> _Data section_
------------------------------------------------------------
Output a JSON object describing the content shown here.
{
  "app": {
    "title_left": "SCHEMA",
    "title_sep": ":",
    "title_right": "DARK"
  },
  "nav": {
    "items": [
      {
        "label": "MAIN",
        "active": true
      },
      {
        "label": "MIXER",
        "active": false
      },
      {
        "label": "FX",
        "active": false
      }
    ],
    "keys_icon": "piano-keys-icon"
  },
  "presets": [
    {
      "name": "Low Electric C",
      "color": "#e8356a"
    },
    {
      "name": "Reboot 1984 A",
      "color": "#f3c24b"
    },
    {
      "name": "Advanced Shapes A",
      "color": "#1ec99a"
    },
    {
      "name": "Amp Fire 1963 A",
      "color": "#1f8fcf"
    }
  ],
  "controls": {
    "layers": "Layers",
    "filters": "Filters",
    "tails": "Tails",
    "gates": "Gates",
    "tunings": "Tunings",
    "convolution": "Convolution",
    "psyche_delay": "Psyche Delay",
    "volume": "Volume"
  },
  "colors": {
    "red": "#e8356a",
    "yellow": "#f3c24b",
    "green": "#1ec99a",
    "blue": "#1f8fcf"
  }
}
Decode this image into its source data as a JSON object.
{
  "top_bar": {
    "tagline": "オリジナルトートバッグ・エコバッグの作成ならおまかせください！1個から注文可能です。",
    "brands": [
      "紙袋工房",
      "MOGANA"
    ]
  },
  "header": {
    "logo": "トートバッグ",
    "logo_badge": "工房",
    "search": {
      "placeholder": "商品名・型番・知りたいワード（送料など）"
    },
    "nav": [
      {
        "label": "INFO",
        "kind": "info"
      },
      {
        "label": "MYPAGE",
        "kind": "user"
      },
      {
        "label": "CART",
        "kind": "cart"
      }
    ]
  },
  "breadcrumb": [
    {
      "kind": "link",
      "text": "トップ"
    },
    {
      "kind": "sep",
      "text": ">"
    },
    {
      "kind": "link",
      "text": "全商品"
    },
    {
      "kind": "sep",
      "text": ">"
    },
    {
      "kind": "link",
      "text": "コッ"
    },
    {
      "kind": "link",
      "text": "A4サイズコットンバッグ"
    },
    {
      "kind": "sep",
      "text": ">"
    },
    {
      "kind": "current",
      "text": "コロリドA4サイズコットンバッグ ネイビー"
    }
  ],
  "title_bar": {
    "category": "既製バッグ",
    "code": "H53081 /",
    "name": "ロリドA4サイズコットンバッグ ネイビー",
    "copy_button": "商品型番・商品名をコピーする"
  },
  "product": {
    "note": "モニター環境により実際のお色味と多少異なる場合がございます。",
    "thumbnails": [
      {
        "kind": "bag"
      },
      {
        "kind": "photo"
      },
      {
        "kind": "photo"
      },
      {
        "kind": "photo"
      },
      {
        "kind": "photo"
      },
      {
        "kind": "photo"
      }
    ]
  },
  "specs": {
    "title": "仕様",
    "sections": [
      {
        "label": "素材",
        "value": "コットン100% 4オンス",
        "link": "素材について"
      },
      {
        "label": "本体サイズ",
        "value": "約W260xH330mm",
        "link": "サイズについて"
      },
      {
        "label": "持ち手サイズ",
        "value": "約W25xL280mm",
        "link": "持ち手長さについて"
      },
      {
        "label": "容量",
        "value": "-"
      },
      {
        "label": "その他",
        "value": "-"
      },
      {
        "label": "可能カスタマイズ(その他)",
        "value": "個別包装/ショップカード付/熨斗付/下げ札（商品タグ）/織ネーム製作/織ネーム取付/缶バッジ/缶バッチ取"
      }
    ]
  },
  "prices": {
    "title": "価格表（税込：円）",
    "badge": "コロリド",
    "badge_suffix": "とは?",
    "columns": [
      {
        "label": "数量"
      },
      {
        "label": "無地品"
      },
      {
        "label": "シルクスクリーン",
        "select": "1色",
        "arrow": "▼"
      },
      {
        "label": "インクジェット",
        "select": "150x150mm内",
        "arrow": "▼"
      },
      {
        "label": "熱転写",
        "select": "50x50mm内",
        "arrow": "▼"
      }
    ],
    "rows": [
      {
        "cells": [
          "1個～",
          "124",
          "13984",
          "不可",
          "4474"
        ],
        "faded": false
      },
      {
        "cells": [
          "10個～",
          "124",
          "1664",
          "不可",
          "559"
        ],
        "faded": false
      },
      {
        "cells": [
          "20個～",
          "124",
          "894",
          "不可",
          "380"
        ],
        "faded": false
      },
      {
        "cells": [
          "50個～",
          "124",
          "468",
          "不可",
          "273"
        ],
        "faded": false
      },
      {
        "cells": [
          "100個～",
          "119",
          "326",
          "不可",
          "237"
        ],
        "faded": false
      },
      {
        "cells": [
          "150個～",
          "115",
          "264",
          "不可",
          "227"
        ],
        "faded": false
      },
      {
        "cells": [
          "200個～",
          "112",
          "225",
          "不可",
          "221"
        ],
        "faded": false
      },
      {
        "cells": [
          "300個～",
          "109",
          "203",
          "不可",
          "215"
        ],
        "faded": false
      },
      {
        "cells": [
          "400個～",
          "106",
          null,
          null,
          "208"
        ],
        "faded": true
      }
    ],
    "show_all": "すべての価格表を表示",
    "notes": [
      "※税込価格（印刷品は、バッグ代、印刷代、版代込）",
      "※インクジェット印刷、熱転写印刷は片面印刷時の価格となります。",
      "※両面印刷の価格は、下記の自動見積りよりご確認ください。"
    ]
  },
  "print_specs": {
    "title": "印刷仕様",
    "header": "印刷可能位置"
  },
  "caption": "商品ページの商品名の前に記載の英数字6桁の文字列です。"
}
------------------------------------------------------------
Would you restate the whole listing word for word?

> _Task output_
Output a JSON object describing the content shown here.
{
  "app": {
    "title_left": "SCHEMA",
    "title_sep": ":",
    "title_right": "DARK"
  },
  "nav": {
    "items": [
      {
        "label": "MAIN",
        "active": true
      },
      {
        "label": "MIXER",
        "active": false
      },
      {
        "label": "FX",
        "active": false
      }
    ],
    "keys_icon": "piano-keys-icon"
  },
  "presets": [
    {
      "name": "Low Electric C",
      "color": "#e8356a"
    },
    {
      "name": "Reboot 1984 A",
      "color": "#f3c24b"
    },
    {
      "name": "Advanced Shapes A",
      "color": "#1ec99a"
    },
    {
      "name": "Amp Fire 1963 A",
      "color": "#1f8fcf"
    }
  ],
  "controls": {
    "layers": "Layers",
    "filters": "Filters",
    "tails": "Tails",
    "gates": "Gates",
    "tunings": "Tunings",
    "convolution": "Convolution",
    "psyche_delay": "Psyche Delay",
    "volume": "Volume"
  },
  "colors": {
    "red": "#e8356a",
    "yellow": "#f3c24b",
    "green": "#1ec99a",
    "blue": "#1f8fcf"
  }
}
Decode this image into its source data as a JSON object.
{
  "top_bar": {
    "tagline": "オリジナルトートバッグ・エコバッグの作成ならおまかせください！1個から注文可能です。",
    "brands": [
      "紙袋工房",
      "MOGANA"
    ]
  },
  "header": {
    "logo": "トートバッグ",
    "logo_badge": "工房",
    "search": {
      "placeholder": "商品名・型番・知りたいワード（送料など）"
    },
    "nav": [
      {
        "label": "INFO",
        "kind": "info"
      },
      {
        "label": "MYPAGE",
        "kind": "user"
      },
      {
        "label": "CART",
        "kind": "cart"
      }
    ]
  },
  "breadcrumb": [
    {
      "kind": "link",
      "text": "トップ"
    },
    {
      "kind": "sep",
      "text": ">"
    },
    {
      "kind": "link",
      "text": "全商品"
    },
    {
      "kind": "sep",
      "text": ">"
    },
    {
      "kind": "link",
      "text": "コッ"
    },
    {
      "kind": "link",
      "text": "A4サイズコットンバッグ"
    },
    {
      "kind": "sep",
      "text": ">"
    },
    {
      "kind": "current",
      "text": "コロリドA4サイズコットンバッグ ネイビー"
    }
  ],
  "title_bar": {
    "category": "既製バッグ",
    "code": "H53081 /",
    "name": "ロリドA4サイズコットンバッグ ネイビー",
    "copy_button": "商品型番・商品名をコピーする"
  },
  "product": {
    "note": "モニター環境により実際のお色味と多少異なる場合がございます。",
    "thumbnails": [
      {
        "kind": "bag"
      },
      {
        "kind": "photo"
      },
      {
        "kind": "photo"
      },
      {
        "kind": "photo"
      },
      {
        "kind": "photo"
      },
      {
        "kind": "photo"
      }
    ]
  },
  "specs": {
    "title": "仕様",
    "sections": [
      {
        "label": "素材",
        "value": "コットン100% 4オンス",
        "link": "素材について"
      },
      {
        "label": "本体サイズ",
        "value": "約W260xH330mm",
        "link": "サイズについて"
      },
      {
        "label": "持ち手サイズ",
        "value": "約W25xL280mm",
        "link": "持ち手長さについて"
      },
      {
        "label": "容量",
        "value": "-"
      },
      {
        "label": "その他",
        "value": "-"
      },
      {
        "label": "可能カスタマイズ(その他)",
        "value": "個別包装/ショップカード付/熨斗付/下げ札（商品タグ）/織ネーム製作/織ネーム取付/缶バッジ/缶バッチ取"
      }
    ]
  },
  "prices": {
    "title": "価格表（税込：円）",
    "badge": "コロリド",
    "badge_suffix": "とは?",
    "columns": [
      {
        "label": "数量"
      },
      {
        "label": "無地品"
      },
      {
        "label": "シルクスクリーン",
        "select": "1色",
        "arrow": "▼"
      },
      {
        "label": "インクジェット",
        "select": "150x150mm内",
        "arrow": "▼"
      },
      {
        "label": "熱転写",
        "select": "50x50mm内",
        "arrow": "▼"
      }
    ],
    "rows": [
      {
        "cells": [
          "1個～",
          "124",
          "13984",
          "不可",
          "4474"
        ],
        "faded": false
      },
      {
        "cells": [
          "10個～",
          "124",
          "1664",
          "不可",
          "559"
        ],
        "faded": false
      },
      {
        "cells": [
          "20個～",
          "124",
          "894",
          "不可",
          "380"
        ],
        "faded": false
      },
      {
        "cells": [
          "50個～",
          "124",
          "468",
          "不可",
          "273"
        ],
        "faded": false
      },
      {
        "cells": [
          "100個～",
          "119",
          "326",
          "不可",
          "237"
        ],
        "faded": false
      },
      {
        "cells": [
          "150個～",
          "115",
          "264",
          "不可",
          "227"
        ],
        "faded": false
      },
      {
        "cells": [
          "200個～",
          "112",
          "225",
          "不可",
          "221"
        ],
        "faded": false
      },
      {
        "cells": [
          "300個～",
          "109",
          "203",
          "不可",
          "215"
        ],
        "faded": false
      },
      {
        "cells": [
          "400個～",
          "106",
          null,
          null,
          "208"
        ],
        "faded": true
      }
    ],
    "show_all": "すべての価格表を表示",
    "notes": [
      "※税込価格（印刷品は、バッグ代、印刷代、版代込）",
      "※インクジェット印刷、熱転写印刷は片面印刷時の価格となります。",
      "※両面印刷の価格は、下記の自動見積りよりご確認ください。"
    ]
  },
  "print_specs": {
    "title": "印刷仕様",
    "header": "印刷可能位置"
  },
  "caption": "商品ページの商品名の前に記載の英数字6桁の文字列です。"
}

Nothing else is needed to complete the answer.